From Henry MacKay   16 November 1872

Brady’s Bend. | Armstrong Co. | Pennsylvania. | U.S. America.

Novr 16th. 1872.


These many years I have been measurably familiar with your works on the “Origin of Species” and “Descent of Man”. I had not, however, read these books until quite recently.

I am a Clergyman of the Amn. Prot. Epis. Church. I have read your books with intense interest. And because of this interest, I am desirous to obtain information on a few more points, which are inseparable from the questions at issue.

I feel how intrusive I am in addressing you— I am painfully sensible of my own littleness and ignorance, which, perhaps, is my quickest stimulus, I hope, therefore, that you may hold me excused, and grant my request.

Your treatment of the Descent of Man must impress your readers with, at least, the supposableness of your arguments.

If we grant you to be correct in the Origin of man, And if your very ably presented arguments on Sympathy and Morals1 be even approximately correct, then thereout spring questions and issues which are vital to those calling themselves Christians.

If your moral theory be true, as I understand it, then morals are resultants of sympathy and experience, as inventions are results of other Causes.

The moral standard of enlightened Christian peoples differs in toto from those of our forefathers, the ancient anglo saxons even. For we were, no doubt, once as low as Papuans or Fuegians. If our moral nature, so called, has not been a Creation, then, reversion to immorality, should not be a marvel, though much to be regretted and resisted. Cases of atavism are not responsible for the reversionary processes which produced them, no more than we are for the rudiments you have so ably referred to in other families or varieties of mammals, as in man.

My difficulty is one which will evoke your sympathy and pity, rather than the opposite. If my understanding of your theories be correct, and the theories too be correct, then I would like to know your answers to the following question.

1. Has man what Christians and others entitle, a soul?

2. Is man morally responsible to his Creative Cause or force?

3. Does he live in an intelligent state after death? I do not ask, does man go to heaven and to hell, as fitted by his life and desires. I wish to know your opinion as to whether or not he lives at all, hereafter, as an animal?

Again hoping for your kind indulgence for the temerity which has prompted this letter, and with very respectful assurances of thankfulness for your able treatment of so unpopular and delicate a subject.

I am, sir, | With profound respect. | Your obedient Servant. | (Rev) H: Mackay


See Descent 1: 70–106.


Has just read Origin and Descent and wants to know: 1. Has man a soul? 2. Is man morally responsible "to his creative cause or force"? 3. Is there any form of after-life?

Letter details

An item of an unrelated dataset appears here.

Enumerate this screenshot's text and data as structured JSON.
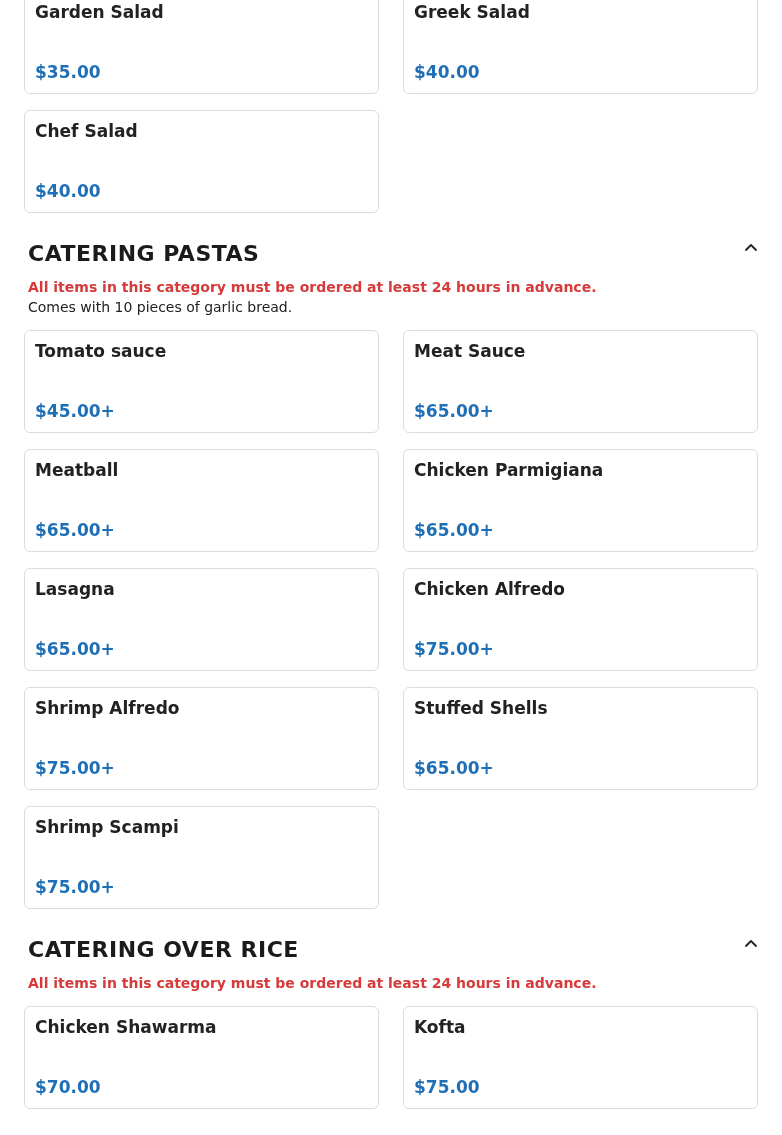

Letter no.
Henry MacKay
Charles Robert Darwin
Sent from
Brady’s Bend, Pa.
Source of text
DAR 171: 4
Physical description

Please cite as

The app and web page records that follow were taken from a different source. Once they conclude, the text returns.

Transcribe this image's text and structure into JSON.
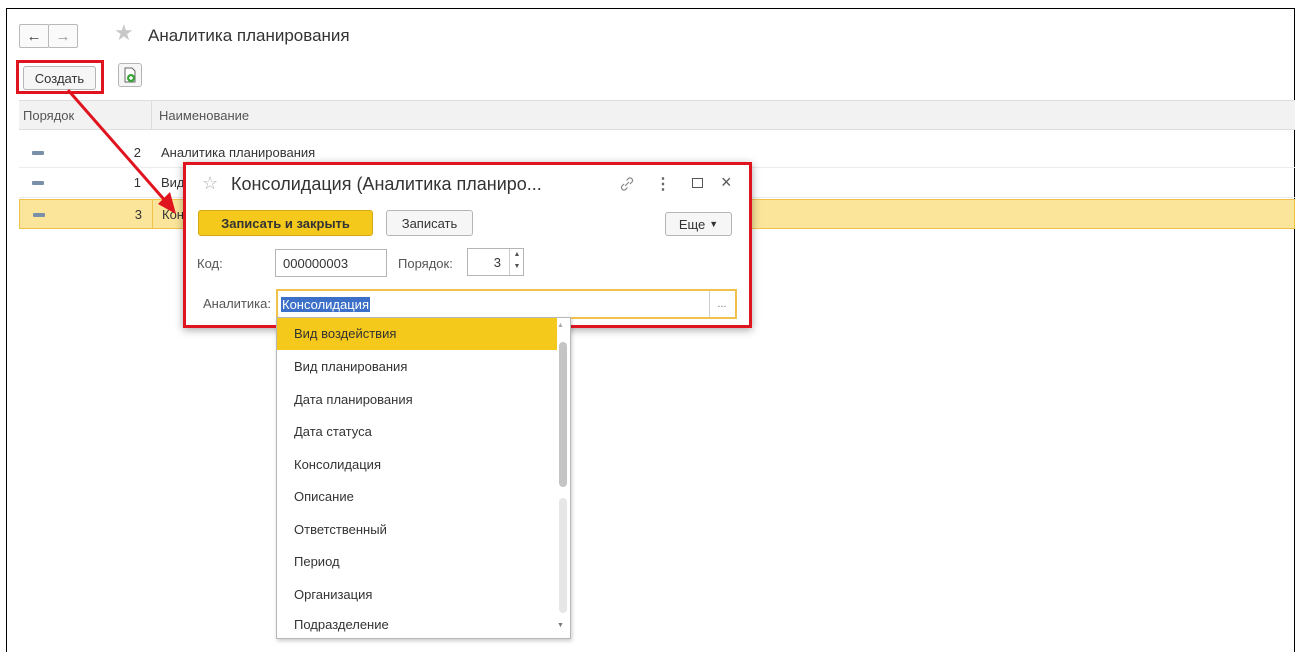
{
  "window": {
    "title": "Аналитика планирования",
    "back_icon": "arrow-left",
    "forward_icon": "arrow-right",
    "favorite_icon": "star"
  },
  "toolbar": {
    "create_label": "Создать",
    "copy_icon": "add-document"
  },
  "table": {
    "columns": [
      "Порядок",
      "Наименование"
    ],
    "rows": [
      {
        "order": "2",
        "name": "Аналитика планирования",
        "selected": false
      },
      {
        "order": "1",
        "name": "Вид",
        "selected": false
      },
      {
        "order": "3",
        "name": "Кон",
        "selected": true
      }
    ]
  },
  "dialog": {
    "title": "Консолидация (Аналитика планиро...",
    "save_close_label": "Записать и закрыть",
    "save_label": "Записать",
    "more_label": "Еще",
    "code_label": "Код:",
    "code_value": "000000003",
    "order_label": "Порядок:",
    "order_value": "3",
    "analytics_label": "Аналитика:",
    "analytics_value": "Консолидация",
    "choose_label": "..."
  },
  "dropdown": {
    "items": [
      "Вид воздействия",
      "Вид планирования",
      "Дата планирования",
      "Дата статуса",
      "Консолидация",
      "Описание",
      "Ответственный",
      "Период",
      "Организация",
      "Подразделение"
    ],
    "highlighted_index": 0
  },
  "colors": {
    "accent_yellow": "#f5c91c",
    "selected_row": "#fbe59a",
    "annotation_red": "#e0141f"
  }
}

Darwin Correspondence Project, “Letter no. 8630,” accessed on 25 June 2018,

Also published in The Correspondence of Charles Darwin, vol. 20